--- Information ---
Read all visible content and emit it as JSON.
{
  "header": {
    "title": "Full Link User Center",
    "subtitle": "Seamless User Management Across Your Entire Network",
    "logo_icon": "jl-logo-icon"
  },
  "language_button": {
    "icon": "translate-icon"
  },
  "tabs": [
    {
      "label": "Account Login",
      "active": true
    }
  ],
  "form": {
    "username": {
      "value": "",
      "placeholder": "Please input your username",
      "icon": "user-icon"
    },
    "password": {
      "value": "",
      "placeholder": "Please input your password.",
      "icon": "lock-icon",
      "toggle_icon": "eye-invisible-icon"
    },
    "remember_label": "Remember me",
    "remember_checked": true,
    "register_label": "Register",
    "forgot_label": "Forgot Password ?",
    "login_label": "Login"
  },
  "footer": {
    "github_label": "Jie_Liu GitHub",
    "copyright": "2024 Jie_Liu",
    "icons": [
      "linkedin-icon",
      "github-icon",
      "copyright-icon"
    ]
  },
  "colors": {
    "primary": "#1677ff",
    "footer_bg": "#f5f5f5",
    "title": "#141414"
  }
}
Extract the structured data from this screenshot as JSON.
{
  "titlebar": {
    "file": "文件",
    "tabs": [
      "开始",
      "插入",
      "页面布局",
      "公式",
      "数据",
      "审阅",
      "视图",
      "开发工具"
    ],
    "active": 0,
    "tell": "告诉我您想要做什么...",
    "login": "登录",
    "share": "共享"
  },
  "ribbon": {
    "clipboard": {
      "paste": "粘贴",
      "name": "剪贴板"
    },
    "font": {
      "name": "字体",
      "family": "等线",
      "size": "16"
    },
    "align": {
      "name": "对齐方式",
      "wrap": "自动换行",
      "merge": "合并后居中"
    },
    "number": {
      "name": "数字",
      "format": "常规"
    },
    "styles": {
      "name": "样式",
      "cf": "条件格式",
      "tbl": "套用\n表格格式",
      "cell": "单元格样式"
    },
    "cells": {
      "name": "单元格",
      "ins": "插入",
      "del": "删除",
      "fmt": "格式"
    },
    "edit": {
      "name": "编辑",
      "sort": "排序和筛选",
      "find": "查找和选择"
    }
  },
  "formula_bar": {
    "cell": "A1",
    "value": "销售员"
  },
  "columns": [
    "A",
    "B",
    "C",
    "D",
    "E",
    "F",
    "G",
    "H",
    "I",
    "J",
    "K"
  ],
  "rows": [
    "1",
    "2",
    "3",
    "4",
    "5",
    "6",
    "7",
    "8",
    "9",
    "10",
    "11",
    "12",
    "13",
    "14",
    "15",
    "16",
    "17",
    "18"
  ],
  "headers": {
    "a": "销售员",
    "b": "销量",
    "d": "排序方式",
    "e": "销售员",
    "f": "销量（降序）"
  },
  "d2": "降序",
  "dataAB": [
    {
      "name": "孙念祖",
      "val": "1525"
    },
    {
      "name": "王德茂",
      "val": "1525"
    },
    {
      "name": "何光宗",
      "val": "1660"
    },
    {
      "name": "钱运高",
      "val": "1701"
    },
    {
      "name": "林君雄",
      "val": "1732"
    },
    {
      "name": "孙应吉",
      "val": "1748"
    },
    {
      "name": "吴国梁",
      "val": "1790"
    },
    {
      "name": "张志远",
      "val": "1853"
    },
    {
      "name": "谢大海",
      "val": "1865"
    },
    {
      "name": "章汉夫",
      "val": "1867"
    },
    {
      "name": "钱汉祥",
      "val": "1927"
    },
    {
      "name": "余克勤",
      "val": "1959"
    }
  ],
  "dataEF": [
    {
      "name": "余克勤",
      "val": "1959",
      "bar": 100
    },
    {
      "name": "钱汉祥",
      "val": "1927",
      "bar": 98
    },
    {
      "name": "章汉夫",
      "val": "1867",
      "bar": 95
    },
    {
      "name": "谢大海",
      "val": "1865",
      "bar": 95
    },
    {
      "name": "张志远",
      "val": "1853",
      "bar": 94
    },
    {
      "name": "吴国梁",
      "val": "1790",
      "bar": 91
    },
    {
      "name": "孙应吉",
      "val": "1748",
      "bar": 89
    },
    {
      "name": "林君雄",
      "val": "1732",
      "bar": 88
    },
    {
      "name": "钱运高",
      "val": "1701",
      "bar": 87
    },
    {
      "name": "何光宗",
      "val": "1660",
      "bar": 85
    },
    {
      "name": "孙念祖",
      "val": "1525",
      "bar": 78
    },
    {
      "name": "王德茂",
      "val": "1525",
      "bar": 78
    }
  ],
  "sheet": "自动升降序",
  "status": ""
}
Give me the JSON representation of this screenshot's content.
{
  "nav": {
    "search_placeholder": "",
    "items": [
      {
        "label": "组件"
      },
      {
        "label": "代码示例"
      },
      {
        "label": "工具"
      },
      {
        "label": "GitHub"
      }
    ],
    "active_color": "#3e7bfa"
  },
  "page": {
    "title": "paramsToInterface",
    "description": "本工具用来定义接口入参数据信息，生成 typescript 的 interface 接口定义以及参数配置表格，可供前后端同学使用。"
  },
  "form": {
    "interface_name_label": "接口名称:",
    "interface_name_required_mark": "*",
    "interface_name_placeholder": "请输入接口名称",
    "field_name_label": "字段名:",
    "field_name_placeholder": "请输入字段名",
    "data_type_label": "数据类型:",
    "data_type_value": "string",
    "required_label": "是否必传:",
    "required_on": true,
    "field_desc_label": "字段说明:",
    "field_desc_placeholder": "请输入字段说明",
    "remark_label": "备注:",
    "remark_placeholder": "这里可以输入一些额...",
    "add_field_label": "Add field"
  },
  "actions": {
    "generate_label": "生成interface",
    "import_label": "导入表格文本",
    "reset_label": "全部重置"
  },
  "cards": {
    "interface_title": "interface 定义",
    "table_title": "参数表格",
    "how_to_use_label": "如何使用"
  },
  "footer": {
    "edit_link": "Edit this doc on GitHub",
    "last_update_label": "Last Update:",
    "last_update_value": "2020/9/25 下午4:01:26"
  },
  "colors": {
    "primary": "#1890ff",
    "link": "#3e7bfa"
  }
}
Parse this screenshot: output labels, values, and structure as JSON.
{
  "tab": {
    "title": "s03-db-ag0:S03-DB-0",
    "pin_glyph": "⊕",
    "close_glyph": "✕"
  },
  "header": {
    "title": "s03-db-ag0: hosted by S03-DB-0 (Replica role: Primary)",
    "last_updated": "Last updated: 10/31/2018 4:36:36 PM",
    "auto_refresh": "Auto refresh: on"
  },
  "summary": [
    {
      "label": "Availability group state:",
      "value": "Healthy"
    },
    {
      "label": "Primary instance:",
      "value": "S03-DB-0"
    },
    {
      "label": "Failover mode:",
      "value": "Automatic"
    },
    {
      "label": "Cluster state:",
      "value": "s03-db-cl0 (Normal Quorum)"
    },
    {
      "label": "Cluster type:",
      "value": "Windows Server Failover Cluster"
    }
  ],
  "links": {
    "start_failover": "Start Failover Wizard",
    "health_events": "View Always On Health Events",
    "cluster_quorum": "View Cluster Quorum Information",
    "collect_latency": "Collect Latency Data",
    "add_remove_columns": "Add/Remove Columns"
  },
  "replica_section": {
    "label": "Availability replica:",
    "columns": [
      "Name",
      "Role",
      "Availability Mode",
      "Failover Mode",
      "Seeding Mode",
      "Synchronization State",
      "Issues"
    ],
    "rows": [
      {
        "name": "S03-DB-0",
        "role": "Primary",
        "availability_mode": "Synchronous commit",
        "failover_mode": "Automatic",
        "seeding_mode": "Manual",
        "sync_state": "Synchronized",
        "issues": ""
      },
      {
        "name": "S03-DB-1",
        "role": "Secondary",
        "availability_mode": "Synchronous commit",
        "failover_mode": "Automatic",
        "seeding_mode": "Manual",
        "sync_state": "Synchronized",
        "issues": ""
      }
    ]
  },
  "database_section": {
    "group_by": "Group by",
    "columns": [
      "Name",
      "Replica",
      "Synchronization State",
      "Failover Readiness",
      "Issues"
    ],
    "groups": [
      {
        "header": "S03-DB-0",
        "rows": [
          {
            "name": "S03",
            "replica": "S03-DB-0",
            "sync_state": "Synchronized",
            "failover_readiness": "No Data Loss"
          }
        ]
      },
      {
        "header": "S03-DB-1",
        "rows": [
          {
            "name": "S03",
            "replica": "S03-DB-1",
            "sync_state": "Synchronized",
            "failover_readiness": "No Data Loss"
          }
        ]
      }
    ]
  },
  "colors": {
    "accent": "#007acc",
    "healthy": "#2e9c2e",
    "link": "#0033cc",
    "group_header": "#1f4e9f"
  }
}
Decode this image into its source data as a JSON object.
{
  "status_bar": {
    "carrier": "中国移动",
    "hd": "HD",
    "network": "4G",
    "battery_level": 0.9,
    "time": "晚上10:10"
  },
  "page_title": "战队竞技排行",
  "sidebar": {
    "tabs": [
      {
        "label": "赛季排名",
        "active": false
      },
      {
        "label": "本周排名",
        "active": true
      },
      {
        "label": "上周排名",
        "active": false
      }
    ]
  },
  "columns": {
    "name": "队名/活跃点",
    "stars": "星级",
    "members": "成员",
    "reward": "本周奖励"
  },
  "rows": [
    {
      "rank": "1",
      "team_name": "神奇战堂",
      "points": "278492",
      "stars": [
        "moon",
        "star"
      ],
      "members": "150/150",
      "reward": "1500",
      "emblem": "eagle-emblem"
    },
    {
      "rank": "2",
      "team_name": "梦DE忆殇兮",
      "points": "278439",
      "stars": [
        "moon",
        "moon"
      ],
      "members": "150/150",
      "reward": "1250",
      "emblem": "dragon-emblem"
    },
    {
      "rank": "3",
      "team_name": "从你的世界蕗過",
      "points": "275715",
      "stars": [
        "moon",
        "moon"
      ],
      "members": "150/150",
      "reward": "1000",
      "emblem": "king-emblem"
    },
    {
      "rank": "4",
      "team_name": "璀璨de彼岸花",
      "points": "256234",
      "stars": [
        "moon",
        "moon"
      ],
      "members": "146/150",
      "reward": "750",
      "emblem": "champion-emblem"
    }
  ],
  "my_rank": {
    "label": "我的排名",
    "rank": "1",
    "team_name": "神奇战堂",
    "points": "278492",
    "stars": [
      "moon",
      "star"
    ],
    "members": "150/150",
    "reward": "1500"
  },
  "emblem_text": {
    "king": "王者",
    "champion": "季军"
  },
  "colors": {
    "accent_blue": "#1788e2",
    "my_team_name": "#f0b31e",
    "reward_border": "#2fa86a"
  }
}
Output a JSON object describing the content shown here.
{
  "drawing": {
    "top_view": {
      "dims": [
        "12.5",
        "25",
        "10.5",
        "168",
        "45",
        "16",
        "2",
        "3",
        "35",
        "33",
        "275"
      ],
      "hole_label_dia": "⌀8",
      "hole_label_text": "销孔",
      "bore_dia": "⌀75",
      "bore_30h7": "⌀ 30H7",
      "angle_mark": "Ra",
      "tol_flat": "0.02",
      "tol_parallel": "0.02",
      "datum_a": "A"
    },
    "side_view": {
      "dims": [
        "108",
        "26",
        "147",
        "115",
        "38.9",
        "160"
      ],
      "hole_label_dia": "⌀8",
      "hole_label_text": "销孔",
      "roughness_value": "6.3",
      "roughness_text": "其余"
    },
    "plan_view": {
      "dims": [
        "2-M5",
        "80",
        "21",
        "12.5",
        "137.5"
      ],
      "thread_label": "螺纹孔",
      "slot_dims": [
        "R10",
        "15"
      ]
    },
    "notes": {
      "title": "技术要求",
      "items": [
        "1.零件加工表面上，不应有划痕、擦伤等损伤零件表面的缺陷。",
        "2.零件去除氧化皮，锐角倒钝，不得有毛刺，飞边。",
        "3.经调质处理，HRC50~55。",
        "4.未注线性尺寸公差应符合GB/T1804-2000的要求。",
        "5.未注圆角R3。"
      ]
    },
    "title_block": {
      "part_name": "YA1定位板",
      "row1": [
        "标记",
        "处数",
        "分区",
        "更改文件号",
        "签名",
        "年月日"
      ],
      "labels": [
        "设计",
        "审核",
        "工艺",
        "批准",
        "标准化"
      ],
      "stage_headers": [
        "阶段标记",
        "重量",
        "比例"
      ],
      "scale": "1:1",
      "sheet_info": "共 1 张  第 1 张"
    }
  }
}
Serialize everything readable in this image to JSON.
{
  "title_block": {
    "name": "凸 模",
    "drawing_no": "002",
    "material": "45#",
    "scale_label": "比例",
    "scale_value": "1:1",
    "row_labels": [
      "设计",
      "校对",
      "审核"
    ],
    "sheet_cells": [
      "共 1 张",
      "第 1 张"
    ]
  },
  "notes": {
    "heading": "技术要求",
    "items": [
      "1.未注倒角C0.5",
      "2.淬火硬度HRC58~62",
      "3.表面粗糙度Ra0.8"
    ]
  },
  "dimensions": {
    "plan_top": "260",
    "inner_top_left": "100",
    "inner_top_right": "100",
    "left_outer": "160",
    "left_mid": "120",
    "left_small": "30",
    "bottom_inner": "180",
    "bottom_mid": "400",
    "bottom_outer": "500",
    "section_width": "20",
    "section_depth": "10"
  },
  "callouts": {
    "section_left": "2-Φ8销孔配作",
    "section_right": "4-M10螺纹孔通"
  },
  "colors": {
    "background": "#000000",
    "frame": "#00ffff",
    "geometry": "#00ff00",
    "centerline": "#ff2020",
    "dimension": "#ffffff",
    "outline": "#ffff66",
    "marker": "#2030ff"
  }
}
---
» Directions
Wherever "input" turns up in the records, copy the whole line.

» Reply to the task
      "placeholder": "Please input your username",
      "placeholder": "Please input your password.",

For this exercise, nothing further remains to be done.